In 1977, a Seattle judge named David Soukup conceived the idea of appointing volunteer citizens to “be a voice for the voiceless.” Concerned about making critical decisions with insufficient information, Judge Soukup appointed trained volunteer advocates to speak up for the best interests of abused and neglected children in the courtroom. Since then, CASA has grown a network of 950 local programs in 49 states across the country.
- Volunteers are regular people, from all walks of life, who have been rigorously screened and trained extensively by their local program.
- Each volunteer receives 30+ hours of training before they work with a child, and 12 hours of continued education annually.
- Volunteers receive ongoing support via staff social workers to help them advocate effectively on a child’s behalf.
- CASA is appointed to children from birth to age 18 and can advocate for children up to age 21. Judges rely on CASA volunteers to help make informed decisions in some of the most complicated dependency cases.
- For many abused children, their CASA is the one constant adult presence in their lives. Independent research has demonstrated that children with a CASA are substantially less likely to spend time in long-term foster care and less likely to re-enter care.

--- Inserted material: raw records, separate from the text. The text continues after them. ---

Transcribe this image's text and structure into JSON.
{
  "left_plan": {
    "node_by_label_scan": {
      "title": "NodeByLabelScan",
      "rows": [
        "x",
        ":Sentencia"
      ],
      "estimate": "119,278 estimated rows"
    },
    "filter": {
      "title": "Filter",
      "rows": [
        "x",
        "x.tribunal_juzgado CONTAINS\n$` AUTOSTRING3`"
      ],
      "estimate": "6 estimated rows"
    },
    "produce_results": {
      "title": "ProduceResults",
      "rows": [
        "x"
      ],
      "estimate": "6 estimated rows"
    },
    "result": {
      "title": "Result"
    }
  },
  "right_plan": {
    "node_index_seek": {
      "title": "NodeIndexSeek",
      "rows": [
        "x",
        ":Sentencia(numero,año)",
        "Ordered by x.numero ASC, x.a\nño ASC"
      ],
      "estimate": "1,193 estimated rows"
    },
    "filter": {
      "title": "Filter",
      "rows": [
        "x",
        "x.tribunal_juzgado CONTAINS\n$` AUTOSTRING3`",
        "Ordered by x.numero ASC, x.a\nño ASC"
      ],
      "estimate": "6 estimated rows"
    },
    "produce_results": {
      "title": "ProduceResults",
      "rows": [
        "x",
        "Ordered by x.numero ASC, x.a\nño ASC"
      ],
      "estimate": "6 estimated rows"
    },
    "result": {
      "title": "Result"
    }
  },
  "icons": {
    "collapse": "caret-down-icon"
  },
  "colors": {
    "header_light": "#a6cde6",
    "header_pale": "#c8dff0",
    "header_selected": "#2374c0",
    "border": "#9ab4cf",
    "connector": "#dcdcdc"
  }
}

Here in Philadelphia Court Appointed Special Advocates of Philadelphia County was founded in 2006. From humble beginnings, with only one volunteer and two cases, CASA of Philadelphia has grown to become a professional staff of 10 that trains and supervises more than 100 volunteers every year serving over 300?children annually. Help us keep growing apply today to be a volunteer!